Several years ago I was working with a Biotech client to help them define and release an MVP (minimum viable product) to their initial audience. One of their key business sponsors was newer to the concept, so I took some time to explain that the classic definition (as articulated by Eric Ries) is that it’s the initial version of a “product which allows a team to gather the most validated learning about customers with the least amount of effort”. After some discussion, I stopped to ask if he had questions. He said “I’m having a hard time getting over the phrase ‘minimum viable’ because in biology and biotech this would mean ‘barely alive.'” His response, while it made me chuckle at the time, changed the way I explained it from that point forward.
Instead of ‘viable’ I now use ‘valuable’ which is more aligned to the spirit of MVP anyways. The goal of every product manager should be to continuously deliver value to the customer and not just at the beginning of a product’s lifecycle but throughout the entirety. In fact, many organizations are moving away from the term MVP and are instead focusing on delivering value in every ongoing iteration of the product by tying each feature to a customer value theme (i.e. simplicity, ease of use, flexibility, etc.).
Some key things to consider as you iterate on your product:
- What do the customers like or dislike about the most recent set of features we released?
How do you tell what they like? Ask them for feedback, look at product metrics you’re tracking (i.e. usage of certain features…this is one reason it is important that you have analytics in place for ongoing data to supplement qualitative feedback), and ask your customer support team about the most common/frequent requests they receive. You want to avoid investing too much time and effort in features and capabilities that customers don’t want or need.

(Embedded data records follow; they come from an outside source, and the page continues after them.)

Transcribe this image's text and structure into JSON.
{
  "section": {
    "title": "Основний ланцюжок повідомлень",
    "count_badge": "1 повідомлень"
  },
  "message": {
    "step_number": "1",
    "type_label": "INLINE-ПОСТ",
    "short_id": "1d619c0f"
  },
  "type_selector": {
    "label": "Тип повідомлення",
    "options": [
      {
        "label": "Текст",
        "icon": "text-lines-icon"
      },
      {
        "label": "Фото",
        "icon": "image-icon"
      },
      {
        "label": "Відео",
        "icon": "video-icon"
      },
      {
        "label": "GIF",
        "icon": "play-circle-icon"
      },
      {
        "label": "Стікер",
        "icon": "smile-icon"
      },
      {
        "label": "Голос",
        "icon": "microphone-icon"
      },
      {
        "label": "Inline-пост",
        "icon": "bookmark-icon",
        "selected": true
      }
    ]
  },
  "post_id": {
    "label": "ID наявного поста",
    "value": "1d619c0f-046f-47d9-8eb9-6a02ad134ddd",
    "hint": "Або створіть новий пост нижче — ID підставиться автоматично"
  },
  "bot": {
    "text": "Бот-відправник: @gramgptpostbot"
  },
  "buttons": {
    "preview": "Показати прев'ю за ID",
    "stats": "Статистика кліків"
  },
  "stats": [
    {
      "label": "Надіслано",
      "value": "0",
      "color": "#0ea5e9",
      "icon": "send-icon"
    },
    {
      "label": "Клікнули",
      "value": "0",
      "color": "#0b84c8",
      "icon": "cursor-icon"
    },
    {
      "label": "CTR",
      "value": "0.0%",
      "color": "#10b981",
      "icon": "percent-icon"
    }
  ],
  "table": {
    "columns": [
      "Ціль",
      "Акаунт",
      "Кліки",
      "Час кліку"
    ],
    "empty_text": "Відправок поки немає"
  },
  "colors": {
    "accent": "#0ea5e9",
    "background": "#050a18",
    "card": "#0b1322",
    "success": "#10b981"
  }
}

- What benefits hypotheses were validated last time and which ones were disproven?
This will give you insights into your customers, your market, and potentially your competitors as well, which can inform your next hypotheses and product feature choices. For example, if you are an insurance company and you predicted a certain feature would reduce the amount of time it takes for users to submit a claim by 25%, you can look to your claim metrics to see if you’ve achieved this or not and figure out what it would take to get you there this next time.
- What are our product goals for this next feature set and how do they align to our overall vision, roadmap?
It’s important to not lose sight of the near and long term vision, and to revisit it each product iteration to ensure it’s still where you want to go or if you need to adjust.
It requires a conscious effort and disciplined commitment from the product team – both business and technical – to think through these questions each iteration of your product. But ultimately by asking ‘why are we doing this?’ and ‘what value are we delivering?’ for each product feature, requirement you will build the habit of continuous value delivery to your customers.